Need to get started planning for Long Term Care? Here’s an easy way to start thinking about it. Listen to my recent guest stint on WINA 1070 AM and 98.9 FM with Jeanne McCusker and her Saturday a.m. program “A Graceful Life”
I drive a little Mini-Cooper, – its bright red with black racing stripes I’ve added to it two round, black, red and white, magnetic signs on either side that say in- large print: “ELDER LAW” – and below that “Attorney.” My reasoning is, if you’re going to drive an eyecatching little sports car, you should use it to good effect.
The other day, I had someone roll down her windows at a stoplight and take a picture of the side of my car. She waved and shouted out to me that she’d be calling me and added, I’m a “sandwich generation member.” I’d venture a guess that she knows exactly what elder law is. She is one of the growing population who is simultaneously caring for her own children (probably teens or starting college) and her own aging parents or other relative.
Thanks to the signs on my car, people often ask me, “What’s Elder Law?” My answer is that if it involves seniors (55+ includes most children of elders) and something legal or government related, its probably Elder Law.
If they think of it at all, most people will relate to the bread & butter issues of my practice: Wills, Trusts, Powers of Attorney and Advanced Medical Directives. And in truth, that is the work that pretty much pays my bills. But there is far more. Most people have not given a thought to how they will be cared for when they are no longer able to do it themselves. And more critically, how will they pay for that care on their now fixed income and resources? Long Term Care planning is something that is vital to all of us as something on the order of 70% of us will spend our final days in some kind of care facility.
Many of the clients I deal with have issues related to an elder person’s ability – or inability – to make decisions and care for themselves.

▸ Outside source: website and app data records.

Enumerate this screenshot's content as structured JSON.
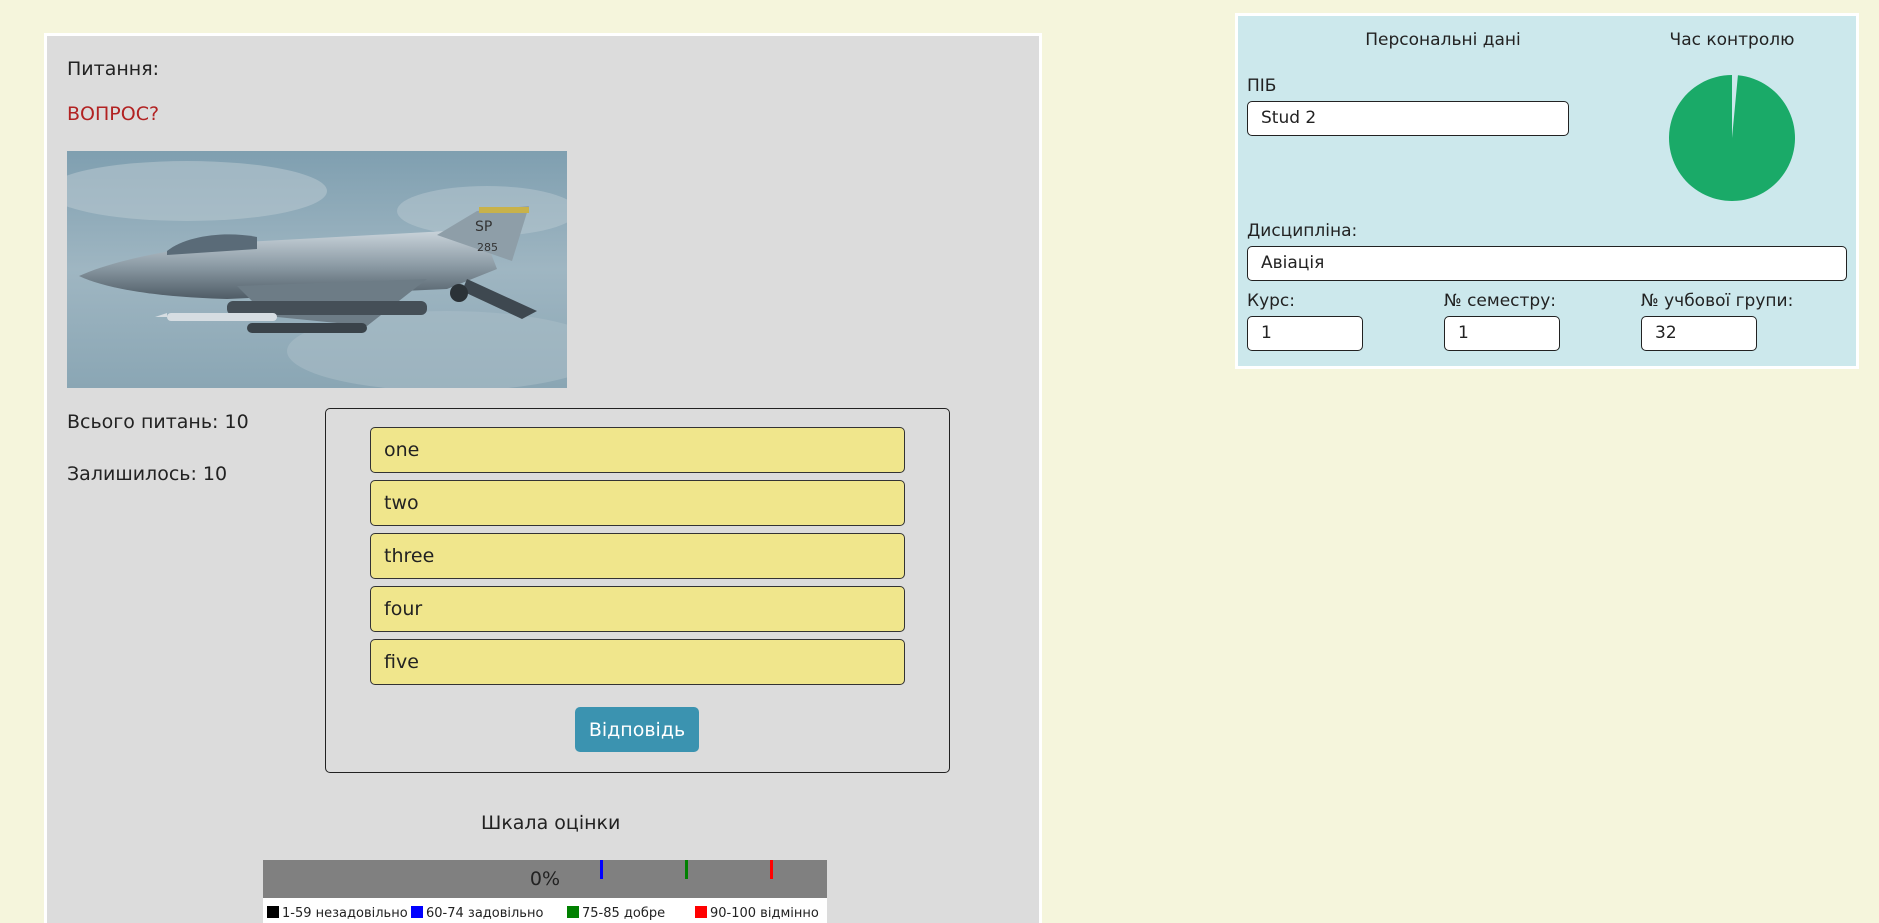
{
  "quiz": {
    "question_label": "Питання:",
    "question_text": "ВОПРОС?",
    "image_alt": "fighter-jet-photo",
    "total_label": "Всього питань: 10",
    "remaining_label": "Залишилось: 10",
    "answers": [
      "one",
      "two",
      "three",
      "four",
      "five"
    ],
    "submit_label": "Відповідь"
  },
  "scale": {
    "title": "Шкала оцінки",
    "percent_text": "0%",
    "progress": 0,
    "legend": [
      {
        "label": "1-59 незадовільно",
        "color": "#000000"
      },
      {
        "label": "60-74 задовільно",
        "color": "#0000ff"
      },
      {
        "label": "75-85 добре",
        "color": "#008000"
      },
      {
        "label": "90-100 відмінно",
        "color": "#ff0000"
      }
    ],
    "thresholds": [
      {
        "value": 60,
        "color": "#0000ff"
      },
      {
        "value": 75,
        "color": "#008000"
      },
      {
        "value": 90,
        "color": "#ff0000"
      }
    ]
  },
  "personal": {
    "heading": "Персональні дані",
    "timer_heading": "Час контролю",
    "name_label": "ПІБ",
    "name_value": "Stud 2",
    "discipline_label": "Дисципліна:",
    "discipline_value": "Авіація",
    "course_label": "Курс:",
    "course_value": "1",
    "semester_label": "№ семестру:",
    "semester_value": "1",
    "group_label": "№ учбової групи:",
    "group_value": "32"
  },
  "timer": {
    "remaining_fraction": 0.985,
    "color": "#1aaa68",
    "elapsed_color": "#cce8ec"
  },
  "colors": {
    "page_bg": "#f5f5dc",
    "quiz_panel_bg": "#dcdcdc",
    "info_panel_bg": "#cce8ec",
    "question_color": "#b22222",
    "answer_bg": "#f0e68c",
    "button_bg": "#3b93b0",
    "scale_bg": "#808080"
  }
}
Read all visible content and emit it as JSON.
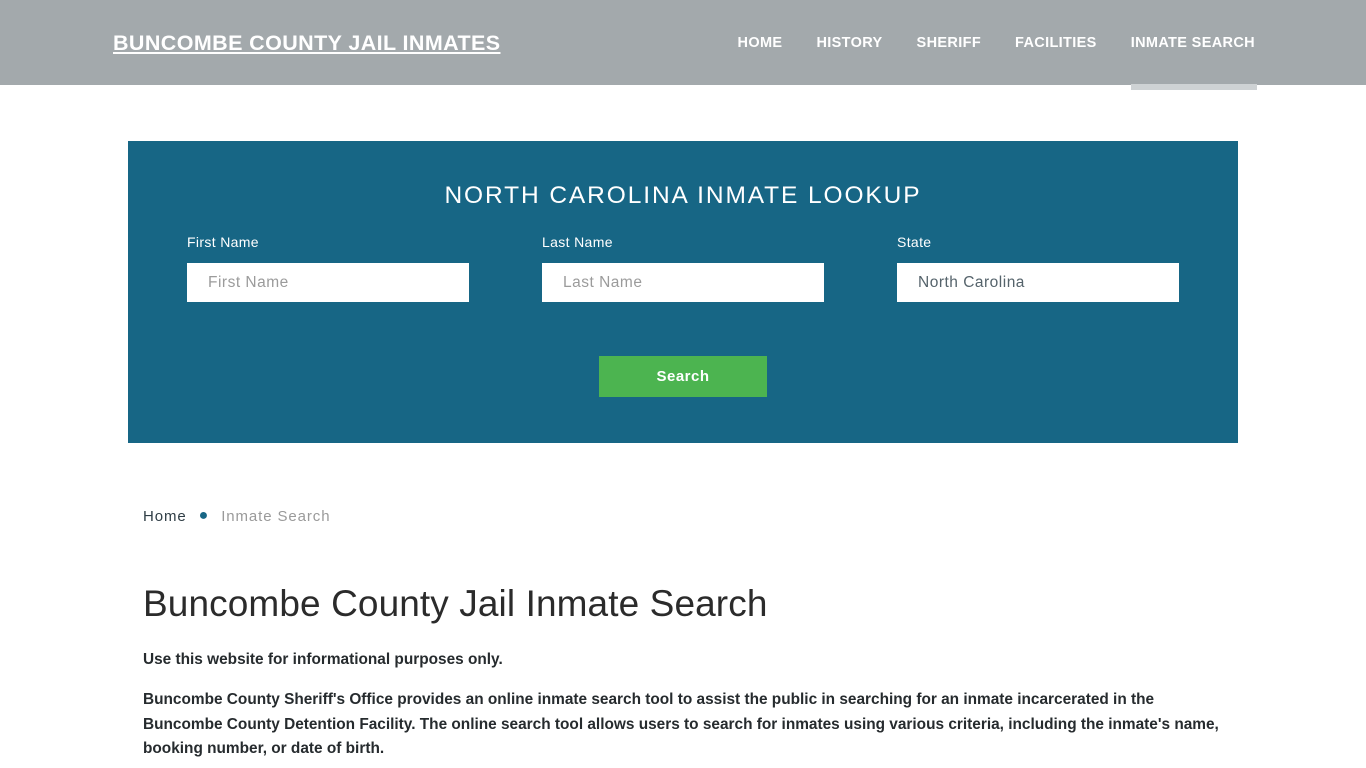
{
  "header": {
    "brand": "BUNCOMBE COUNTY JAIL INMATES",
    "nav": [
      {
        "label": "HOME",
        "active": false
      },
      {
        "label": "HISTORY",
        "active": false
      },
      {
        "label": "SHERIFF",
        "active": false
      },
      {
        "label": "FACILITIES",
        "active": false
      },
      {
        "label": "INMATE SEARCH",
        "active": true
      }
    ],
    "background_color": "#a3a9ac",
    "active_underline_color": "#ced2d4"
  },
  "search_panel": {
    "title": "NORTH CAROLINA INMATE LOOKUP",
    "background_color": "#176685",
    "fields": {
      "first_name": {
        "label": "First Name",
        "placeholder": "First Name",
        "value": ""
      },
      "last_name": {
        "label": "Last Name",
        "placeholder": "Last Name",
        "value": ""
      },
      "state": {
        "label": "State",
        "placeholder": "State",
        "value": "North Carolina"
      }
    },
    "submit": {
      "label": "Search",
      "color": "#4cb450"
    }
  },
  "breadcrumb": {
    "home": "Home",
    "separator": "●",
    "current": "Inmate Search"
  },
  "main": {
    "title": "Buncombe County Jail Inmate Search",
    "paragraphs": [
      "Use this website for informational purposes only.",
      "Buncombe County Sheriff's Office provides an online inmate search tool to assist the public in searching for an inmate incarcerated in the Buncombe County Detention Facility. The online search tool allows users to search for inmates using various criteria, including the inmate's name, booking number, or date of birth."
    ]
  }
}
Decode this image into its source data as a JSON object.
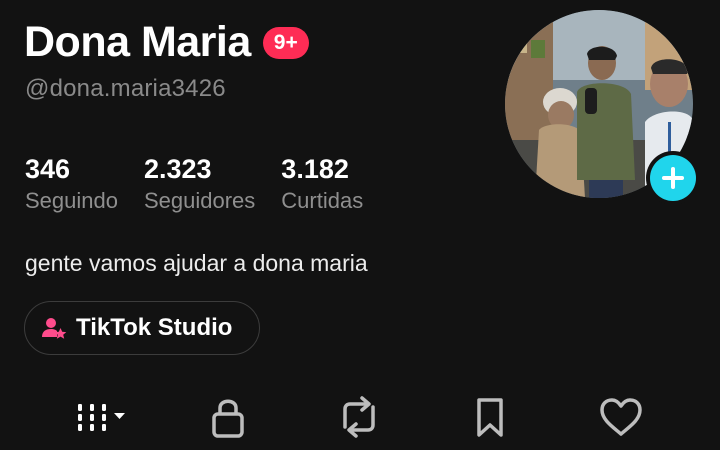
{
  "profile": {
    "display_name": "Dona Maria",
    "notification_badge": "9+",
    "username": "@dona.maria3426",
    "bio": "gente vamos ajudar a dona maria"
  },
  "stats": [
    {
      "value": "346",
      "label": "Seguindo"
    },
    {
      "value": "2.323",
      "label": "Seguidores"
    },
    {
      "value": "3.182",
      "label": "Curtidas"
    }
  ],
  "studio_button": {
    "label": "TikTok Studio",
    "icon": "tiktok-studio-icon"
  },
  "avatar": {
    "add_icon": "plus-icon"
  },
  "tabs": [
    {
      "name": "videos-grid",
      "icon": "grid-dropdown-icon",
      "active": true
    },
    {
      "name": "private",
      "icon": "lock-icon",
      "active": false
    },
    {
      "name": "reposts",
      "icon": "repost-icon",
      "active": false
    },
    {
      "name": "favorites",
      "icon": "bookmark-icon",
      "active": false
    },
    {
      "name": "liked",
      "icon": "heart-icon",
      "active": false
    }
  ],
  "colors": {
    "background": "#121212",
    "badge": "#fe2c55",
    "add_button": "#20d5ec",
    "muted_text": "#8a8a8a",
    "studio_icon": "#fe4c8c"
  }
}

That includes decisions about their care and well being as well as decisions about their property and finances. Typically people come to me believing they need to seek guardianship or conservatorship. The former gives the control over the person – healthcare treatment, living arrangement and the like and the latter give one control over the person’s property and finances. I’m always happy to try to find a non-judicial way to avoid that as it is a long, expensive, court procedure which may be completely necessary. And when it is necessary, I can take care of the proceedings from start to finish.
One of the most troublesome areas that my clients deal with is the labyrinthine halls of Medicare and Medicaid. Both are extremely complex, government or government regulated areas that can overwhelm people who work in the field all the time. Connected with these agencies is dealing with local social services departments. All have reams of manuals, rules, regulations and eligibility hoops to jump through. This too is Elder Law.
In variably, dealing with these issues means dealing with family members. That is often a minefield. Many adult siblings have what I call “sandbox issues” which go back to childhood and teen years and have nothing to do with the present decisions that need to be made. Nevertheless, these long simmering issues often rear their ugly heads and must be dealt with in order to ensure that Mom or Dad get the care and assistance they need to remain comfortable and dignified right up to the end. Counseling and mediating with Adult Children is a big part of what I do as a part of my elder law practice. Sometimes it means litigating as a last resort.
All of this is done while walking a balance beam that means never forgetting that my client is Mom or Dad and everything must work in their interest no matter who may be paying the bills. Often the very toughest part of my job!
I am shocked and appalled at the position of some law firms who believe they can bill outrageous firm billing rates for guardian and conservatorship work. In Virginia, the law very clearly states that billing for such services must be “reasonable” and the Judges of Virginia have even published very distinct guidelines as to what “reasonable” means. Typically not more than 5% of the estate being “conserved” over a period of time (starting at 1% in the first year, .75 the next and so on).
I often get discouraged when my professional colleagues pull stunts like this one in Northern Virginia – it makes a bad name for all of us. Personally the “reasonable” fees are quite sufficient for me and I am in no way “chilled” by the ruling in Northern Virginia.